Bacon, salami, and ham are all linked to an increased risk of cancer, according to the World Health Organization. Does that mean the end of awesome American sandwiches?
Unlikely. While the news about processed meats may temper our seemingly insatiable cultural appetite for bacon everything, we probably won't stop eating it. Nor should we necessarily. Popping salami is not quite like smoking cigarettes, says a Forbes analysis of the data.
Beyond the Headlines
What the WHO announced is not that bacon will cause cancer but that eating it increases the risk. Processed meat is listed as a Group 1 carcinogen, just like tobacco. But the carcinogens are not comparable.
"The alarming headlines imply that eating processed meat is just as bad as smoking. This is very, very wrong," writes Forbes science contributor JV Chamary. "The various carcinogens are not comparable -- being in Group 1 only means there's sufficient evidence to support the possibility that a substance causes cancer."
Chamary points out that the WHO provides little context for understanding the risks, just a vague warning. The press release announcing the processed meat findings notes, "For an individual, the risk of developing colorectal cancer because of their consumption of processed meat remains small, but this risk increases with the amount of meat consumed."
Processed meat is any meat that has been cured, salted, fermented, smoked, or otherwise processed. On this list are hot dogs, sausages, corned beef, canned beef, and beef jerky.
It should be noted that non-processed red meats, such as beef, veal, pork, lamb, horse, and goat, fall into Group 2 carcinogens. These are "probably carcinogenic ... based on limited evidence that the consumption of red meat causes cancer in humans and strong mechanistic evidence supporting a carcinogenic effect."
What This Really Means for Meat Eaters
The WHO points out that red meat has nutritional value and it does not recommend the whole world become vegetarian. The WHO's International Agency for Research on Cancer reached its conclusions by analyzing accumulated scientific studies.
"These findings further support current public health recommendations to limit intake of meat," says Dr Christopher Wild, Director of IARC. "At the same time, red meat has nutritional value." Dr. Wild hopes that the information will be useful to authorities formulating recommended intake guidelines.

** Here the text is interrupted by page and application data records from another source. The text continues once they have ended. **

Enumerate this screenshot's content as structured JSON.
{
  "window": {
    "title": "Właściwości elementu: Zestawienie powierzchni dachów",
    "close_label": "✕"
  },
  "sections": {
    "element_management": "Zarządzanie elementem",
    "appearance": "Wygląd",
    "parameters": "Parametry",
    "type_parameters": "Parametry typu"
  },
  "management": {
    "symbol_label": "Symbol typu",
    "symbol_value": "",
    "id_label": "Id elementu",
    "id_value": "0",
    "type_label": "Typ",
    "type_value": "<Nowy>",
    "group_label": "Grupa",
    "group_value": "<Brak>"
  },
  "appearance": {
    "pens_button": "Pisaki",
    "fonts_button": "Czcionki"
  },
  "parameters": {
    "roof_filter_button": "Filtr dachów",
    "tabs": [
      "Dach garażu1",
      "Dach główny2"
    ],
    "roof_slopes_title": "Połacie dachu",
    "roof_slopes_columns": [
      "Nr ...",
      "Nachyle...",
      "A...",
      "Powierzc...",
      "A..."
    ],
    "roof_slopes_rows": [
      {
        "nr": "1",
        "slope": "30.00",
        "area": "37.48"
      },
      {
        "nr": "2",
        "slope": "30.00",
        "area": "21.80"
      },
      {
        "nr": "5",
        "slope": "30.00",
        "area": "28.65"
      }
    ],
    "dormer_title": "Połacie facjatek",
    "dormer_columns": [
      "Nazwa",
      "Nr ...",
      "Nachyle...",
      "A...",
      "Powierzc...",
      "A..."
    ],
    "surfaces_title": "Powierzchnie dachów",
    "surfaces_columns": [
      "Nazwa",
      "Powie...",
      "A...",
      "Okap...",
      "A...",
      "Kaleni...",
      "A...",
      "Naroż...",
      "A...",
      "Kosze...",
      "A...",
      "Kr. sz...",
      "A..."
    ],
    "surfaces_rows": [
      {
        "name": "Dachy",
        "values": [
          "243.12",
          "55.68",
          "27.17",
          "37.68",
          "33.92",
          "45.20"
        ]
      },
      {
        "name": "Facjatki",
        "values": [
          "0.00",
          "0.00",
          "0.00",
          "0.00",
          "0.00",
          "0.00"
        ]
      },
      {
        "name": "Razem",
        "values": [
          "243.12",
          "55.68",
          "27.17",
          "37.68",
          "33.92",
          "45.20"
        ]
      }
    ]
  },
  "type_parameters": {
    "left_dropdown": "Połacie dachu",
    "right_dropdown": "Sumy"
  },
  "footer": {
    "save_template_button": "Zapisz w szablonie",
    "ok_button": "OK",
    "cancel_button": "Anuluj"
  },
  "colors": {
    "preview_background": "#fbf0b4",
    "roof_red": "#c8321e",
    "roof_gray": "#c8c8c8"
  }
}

As for what you should do until these recommendations are formulated. Enjoy meat in moderation. Forbes' Chamary -- a biologist and the son of a surgeon specializing in colorectal cancers -- says that you should cut down on processed meats if you indulge often. He writes, "But should you worry about bacon causing cancer? No."